The judgment refers inter alia to Unamar to justify its direction. Rather like, as I reported at the time, the Belgian Supreme Court, the Austrian Supreme Court, too, fails properly to assess whether the Austrian legislator intended the Austrian provisions to be of overriding mandatory law character per Rome I: “1. Overriding mandatory provisions are provisions the respect for which is regarded as crucial by a country for safeguarding its public interests, such as its political, social or economic organisation, to such an extent that they are applicable to any situation falling within their scope, irrespective of the law otherwise applicable to the contract under this Regulation.
The European Court of Justice’s general statement in Unamar that gold-plated provisions may fall under overriding mandatory law, looks set by national courts to be turned into a matter of fact priority. That surely at some point ought to be disciplined by the CJEU.
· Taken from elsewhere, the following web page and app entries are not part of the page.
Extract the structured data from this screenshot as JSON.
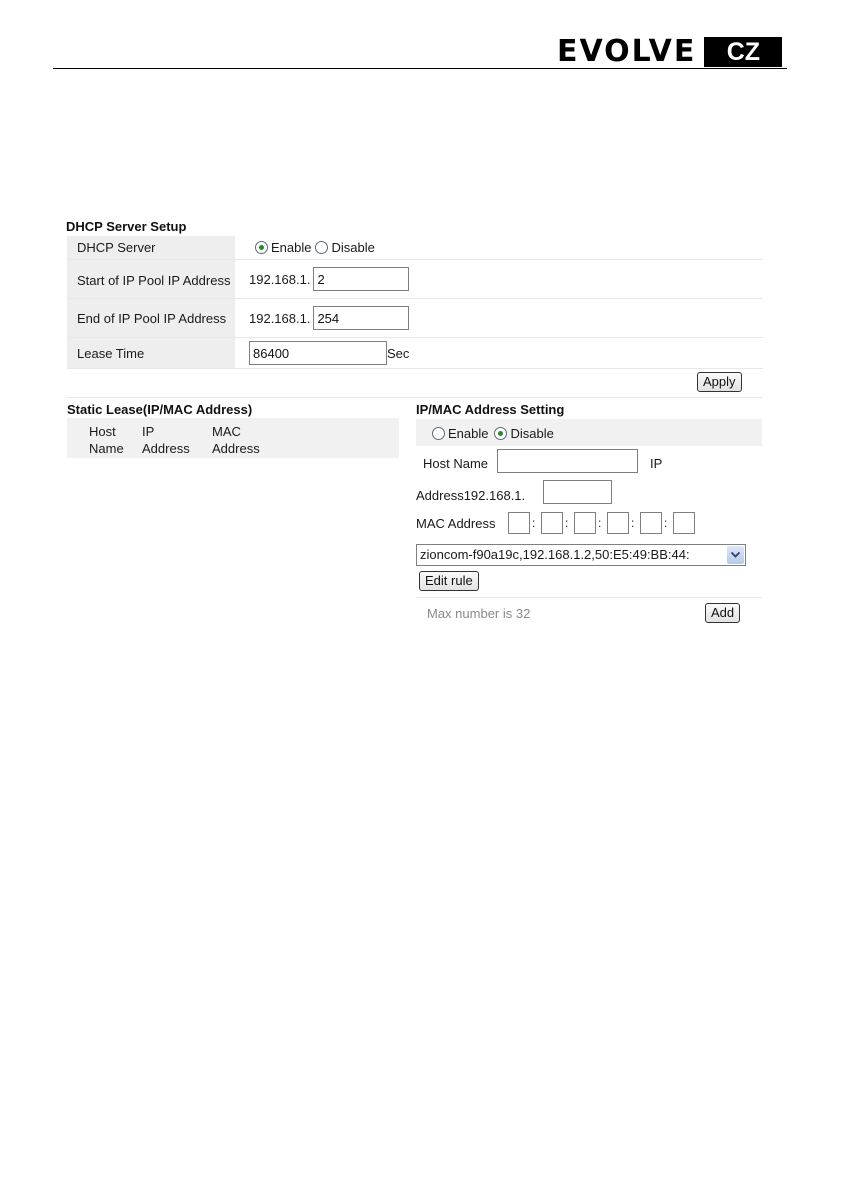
{
  "brand": {
    "name": "EVOLVE",
    "badge": "CZ"
  },
  "dhcp": {
    "title": "DHCP Server Setup",
    "server_label": "DHCP Server",
    "enable_label": "Enable",
    "disable_label": "Disable",
    "server_state": "Enable",
    "start_label": "Start of IP Pool IP Address",
    "start_prefix": "192.168.1.",
    "start_value": "2",
    "end_label": "End of IP Pool IP Address",
    "end_prefix": "192.168.1.",
    "end_value": "254",
    "lease_label": "Lease Time",
    "lease_value": "86400",
    "lease_unit": "Sec",
    "apply_label": "Apply"
  },
  "static_lease": {
    "title": "Static Lease(IP/MAC Address)",
    "columns": [
      "Host Name",
      "IP Address",
      "MAC Address"
    ]
  },
  "ipmac": {
    "title": "IP/MAC Address Setting",
    "enable_label": "Enable",
    "disable_label": "Disable",
    "state": "Disable",
    "host_name_label": "Host Name",
    "ip_label_part1": "IP",
    "ip_label_part2": "Address",
    "ip_prefix": "192.168.1.",
    "mac_label": "MAC Address",
    "mac_separator": ":",
    "selected_rule": "zioncom-f90a19c,192.168.1.2,50:E5:49:BB:44:",
    "edit_rule_label": "Edit rule",
    "max_note": "Max number is 32",
    "add_label": "Add"
  }
}
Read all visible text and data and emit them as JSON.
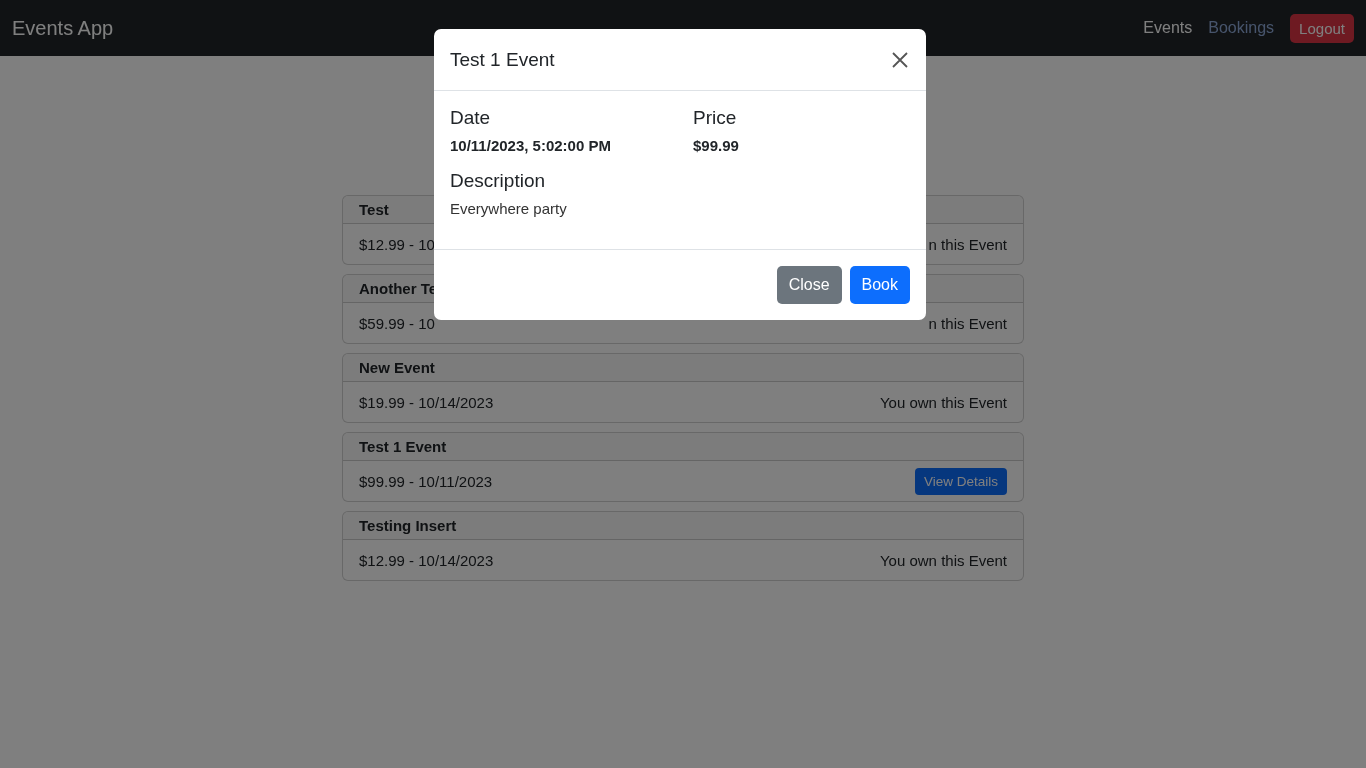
{
  "navbar": {
    "brand": "Events App",
    "items": [
      {
        "label": "Events",
        "selected": true
      },
      {
        "label": "Bookings",
        "selected": false
      }
    ],
    "logout": "Logout"
  },
  "events": [
    {
      "title": "Test",
      "summary": "$12.99 - 10",
      "action": {
        "kind": "text",
        "label": "n this Event"
      }
    },
    {
      "title": "Another Te",
      "summary": "$59.99 - 10",
      "action": {
        "kind": "text",
        "label": "n this Event"
      }
    },
    {
      "title": "New Event",
      "summary": "$19.99 - 10/14/2023",
      "action": {
        "kind": "text",
        "label": "You own this Event"
      }
    },
    {
      "title": "Test 1 Event",
      "summary": "$99.99 - 10/11/2023",
      "action": {
        "kind": "button",
        "label": "View Details"
      }
    },
    {
      "title": "Testing Insert",
      "summary": "$12.99 - 10/14/2023",
      "action": {
        "kind": "text",
        "label": "You own this Event"
      }
    }
  ],
  "modal": {
    "title": "Test 1 Event",
    "date_label": "Date",
    "date": "10/11/2023, 5:02:00 PM",
    "price_label": "Price",
    "price": "$99.99",
    "description_label": "Description",
    "description": "Everywhere party",
    "buttons": [
      {
        "label": "Close",
        "kind": "secondary"
      },
      {
        "label": "Book",
        "kind": "primary"
      }
    ]
  }
}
As Valentina points out, the judgment betrays lack of confidence in commercial arbitration. ‘It is arguable whether the arbitration agreement is really ineffective or inoperable (under Article II(3) NYC or section 584 ACCP respectively) just because it provides for arbitration in New York and New York law as applicable substantive law. A prudent arbitral tribunal seated in New York may very well be able to decide a matter in compliance with (mandatory) EU or national law on commercial agents, in particular if the future award will have to be enforced in a EU member state.’
(Handbook of) European Private International Law, 2nd ed. 2016, Chapter 3, Heading 188.8.131.52.
Many thanks to Jan von Hein for flagging the ultimate judgment (the link is to a press release) of the Bundesarbeitsgericht in Nikiforidis. I had of course reported earlier my serious misgivings about the CJEU’s judgment in same, upon preliminary review.
The judgment eventually declined to employ the opening left by the CJEU, to take Greek law into account ‘as a matter of fact’. Thank you, but no thank you: there was no suitable point of entry in German law to take account of the Greek austerity laws. Still, as Jan points out, the judgment in Luxembourg undoubtedly will feature as precedent in future cases.